Work request: Count how many lines in the material below hold the word "subtitle"; the reply is that number alone.

Source material:
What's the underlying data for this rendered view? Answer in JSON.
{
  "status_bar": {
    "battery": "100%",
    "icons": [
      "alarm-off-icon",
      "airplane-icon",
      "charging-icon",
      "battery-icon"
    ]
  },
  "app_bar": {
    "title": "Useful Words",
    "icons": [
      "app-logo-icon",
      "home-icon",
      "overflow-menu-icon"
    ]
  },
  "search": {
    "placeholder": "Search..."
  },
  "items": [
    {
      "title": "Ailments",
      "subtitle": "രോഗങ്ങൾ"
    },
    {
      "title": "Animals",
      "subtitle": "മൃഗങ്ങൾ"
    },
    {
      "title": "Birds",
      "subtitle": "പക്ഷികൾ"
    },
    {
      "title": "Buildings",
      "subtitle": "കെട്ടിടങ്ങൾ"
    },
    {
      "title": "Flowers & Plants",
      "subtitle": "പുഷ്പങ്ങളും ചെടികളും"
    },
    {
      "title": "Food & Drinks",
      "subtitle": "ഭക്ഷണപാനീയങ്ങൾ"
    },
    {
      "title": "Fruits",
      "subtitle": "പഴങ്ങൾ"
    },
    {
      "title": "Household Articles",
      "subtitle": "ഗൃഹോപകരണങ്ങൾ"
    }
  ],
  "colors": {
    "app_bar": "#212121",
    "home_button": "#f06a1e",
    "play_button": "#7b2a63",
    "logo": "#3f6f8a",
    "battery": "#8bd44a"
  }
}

Reply: 8